■ TASK REQUIREMENTS ■
For the data below, say how many lines contain "name". Only the number should be given.

----- DATA LISTING -----

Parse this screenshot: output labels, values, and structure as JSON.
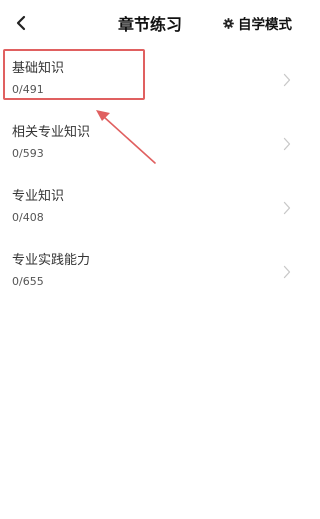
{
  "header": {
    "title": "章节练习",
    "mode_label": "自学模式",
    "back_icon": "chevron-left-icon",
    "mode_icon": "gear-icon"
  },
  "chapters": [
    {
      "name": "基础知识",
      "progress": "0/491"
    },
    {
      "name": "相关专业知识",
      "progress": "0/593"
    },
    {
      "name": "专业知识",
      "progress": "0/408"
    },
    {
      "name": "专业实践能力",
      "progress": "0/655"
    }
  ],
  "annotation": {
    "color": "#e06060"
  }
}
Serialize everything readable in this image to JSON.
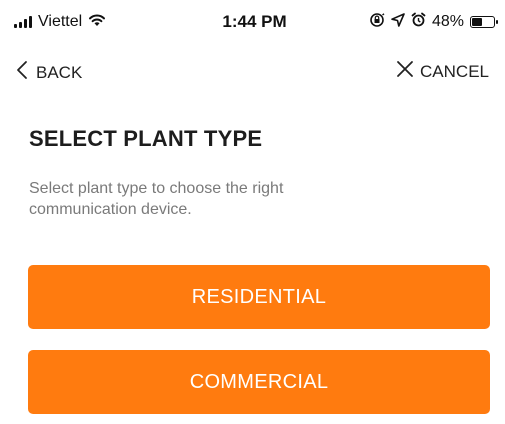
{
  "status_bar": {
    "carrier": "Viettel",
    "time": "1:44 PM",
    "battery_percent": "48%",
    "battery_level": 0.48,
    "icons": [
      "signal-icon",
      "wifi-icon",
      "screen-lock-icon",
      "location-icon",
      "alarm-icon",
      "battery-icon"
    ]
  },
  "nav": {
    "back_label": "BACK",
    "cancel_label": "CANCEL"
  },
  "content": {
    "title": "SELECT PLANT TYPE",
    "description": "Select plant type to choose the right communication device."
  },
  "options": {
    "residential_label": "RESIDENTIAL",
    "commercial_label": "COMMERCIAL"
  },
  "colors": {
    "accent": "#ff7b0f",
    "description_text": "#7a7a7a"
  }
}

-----

■ WRITTEN REPLY ■
4